Are Aero Bikes Still Hot?
The TDF-winning Cervelo S5 isn't as popular as I expected. Photo: A.S.O./Paulin Ballet
There was a time when I wouldn’t consider buying a road bike unless it was aero. #aeroiseverything right? Aerodynamics is obviously important, but it seems like riders these days are more interested in all-rounders that balance aerodynamics, weight, and comfort. The Trek Madone is the only dedicated aero bike in the top 10. Bikes like the Cervelo S5 and Cannondale SystemSix aren’t even in the top 20 but the Specialized Aethos, which is NOT aero, managed to break into in the top 10.
Bikes like the Cannondale SuperSix Evo, Cervelo R5/R3/R-Series, Giant TCR, Canyon Ultimate, and Orbea Orca (the non-aero version) are all crushing their dedicated aero siblings in terms of sales. The lower weight and greater versatility are likely making them more attractive.
Endurance Bikes Are Slipping Too
Endurance bikes were the best choice for rough roads. Is that still true? Photo: John Watson
It wasn’t that long ago that I was wrote that most riders are better off riding endurance bikes rather than race bikes. This was mirrored in our stats too, with bikes like the Trek Domane and Specialized Roubaix dominating our sales.

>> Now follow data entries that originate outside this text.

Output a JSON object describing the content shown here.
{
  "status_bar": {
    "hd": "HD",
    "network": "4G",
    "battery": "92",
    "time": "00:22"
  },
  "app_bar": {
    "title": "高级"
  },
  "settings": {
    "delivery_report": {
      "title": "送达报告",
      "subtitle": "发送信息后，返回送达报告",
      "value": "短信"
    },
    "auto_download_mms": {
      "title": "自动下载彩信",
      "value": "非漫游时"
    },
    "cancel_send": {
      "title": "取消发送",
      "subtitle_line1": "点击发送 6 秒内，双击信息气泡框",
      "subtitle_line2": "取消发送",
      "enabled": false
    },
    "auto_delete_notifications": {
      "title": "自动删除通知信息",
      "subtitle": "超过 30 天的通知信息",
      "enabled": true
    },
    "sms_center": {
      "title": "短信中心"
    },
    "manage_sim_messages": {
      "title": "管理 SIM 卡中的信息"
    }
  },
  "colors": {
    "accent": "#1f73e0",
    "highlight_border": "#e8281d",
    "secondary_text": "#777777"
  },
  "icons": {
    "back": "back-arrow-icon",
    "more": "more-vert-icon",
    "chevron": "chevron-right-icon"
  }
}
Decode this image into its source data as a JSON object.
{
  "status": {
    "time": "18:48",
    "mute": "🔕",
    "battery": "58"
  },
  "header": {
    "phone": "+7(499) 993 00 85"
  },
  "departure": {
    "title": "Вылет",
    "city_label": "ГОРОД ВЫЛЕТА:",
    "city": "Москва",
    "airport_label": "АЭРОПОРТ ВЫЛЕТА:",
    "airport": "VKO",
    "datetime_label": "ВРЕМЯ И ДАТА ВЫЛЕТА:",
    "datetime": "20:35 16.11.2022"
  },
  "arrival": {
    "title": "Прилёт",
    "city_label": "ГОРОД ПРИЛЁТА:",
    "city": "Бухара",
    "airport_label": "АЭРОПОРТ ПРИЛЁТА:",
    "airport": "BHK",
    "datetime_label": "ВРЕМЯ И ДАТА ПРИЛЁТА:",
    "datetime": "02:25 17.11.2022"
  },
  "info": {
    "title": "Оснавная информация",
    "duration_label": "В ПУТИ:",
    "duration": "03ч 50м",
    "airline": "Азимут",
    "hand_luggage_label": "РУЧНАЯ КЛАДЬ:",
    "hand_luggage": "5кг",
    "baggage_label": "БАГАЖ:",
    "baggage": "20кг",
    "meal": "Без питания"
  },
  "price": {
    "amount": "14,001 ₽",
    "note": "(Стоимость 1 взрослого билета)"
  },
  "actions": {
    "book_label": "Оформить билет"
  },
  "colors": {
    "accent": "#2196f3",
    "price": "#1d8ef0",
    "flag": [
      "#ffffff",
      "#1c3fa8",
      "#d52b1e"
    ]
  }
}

While the Domane is still holding strong, the Roubaix has slipped. Other bikes like the Cannondale Synapse, Giant Defy, and Canyon Endurace have all plummeted in rank, while their racier counterparts (SuperSix Evo, TCR, Ultimate) have risen.
My theory is that modern disc brake road racing bikes have gotten so much more comfortable thanks to the extra tire clearance, that many riders don’t see the need for purpose-built endurance bikes anymore. Add in the greater comfort and versatility of gravel bikes, and endurance bikes might be caught in limbo between the two genres.
27.5” Isn’t Dead, but It’s Not Doing Well
When 29ers win DH world champs you know the end is nigh. Photo: Bartek Wolinski/Red Bull Content Pool
If you’re a mountain biker, you probably knew this was coming. This is the first year that a 27.5” mountain bike hasn’t been in the top 10. Our best-selling dedicated 27.5” bike, the Santa Cruz Bronson, has slipped from 9th down to 16th. Santa Cruz’s other 27.5” classics, the 5010 and Nomad, are in 18th and 34th respectively. The 27.5” Trek Remedy is down in 22nd.
The industry has been favoring 29” wheels for years, and it really shows. A lot of brands don’t even make a 27.5” option anymore. Some, like Santa Cruz, only offer 27.5” bikes in a mullet or MX configuration with a 29” front wheel. I don’t think full 27.5” bikes will die out completely, but it will become a more niche category within the sport.
Are Cyclocross Bikes Still a Thing?
Cyclocross courses favor steeper and more agile bikes. Photo: Twila Federica Muzzi / Red Bull Content Pool.
For this post, I combined gravel and cyclocross bikes into one category, but in our data, I can actually view gravel and cyclocross bikes separately. This gets confusing though because certain bikes will get tagged as both, even though they're technically different disciplines. A great example is the Specialized Crux, which has long been Specialized’s cyclocross bike but is currently being marketed as its lightweight gravel option.
When I look at our top 20 gravel/CX bikes, there is only one that I’d consider a “pure” dedicated cyclocross bike: the Trek Boone in 8th. Many bikes that were once pure cyclocross bikes have undergone heavy “gravelization,” switching to more stable endurance geometry (lower bottom brackets and taller head tubes). This is better for endurance gravel racing, but isn’t ideal for the tight corners found on cyclocross courses. As a result, a lot of the casual ‘cross racers I know just race 'cross on their gravel bikes now.
We used to sell a lot more dedicated cyclocross bikes from brands like Ridley, Raleigh, Felt, Van Dessel, and Blue, but I’ve barely seen any on our site in recent years. Dedicated cyclocross bikes are more popular in Europe, where cyclocross is much bigger, but in the US, gravel is king and that’s reflected in our sales data.[button]Shop All Bikes[/button]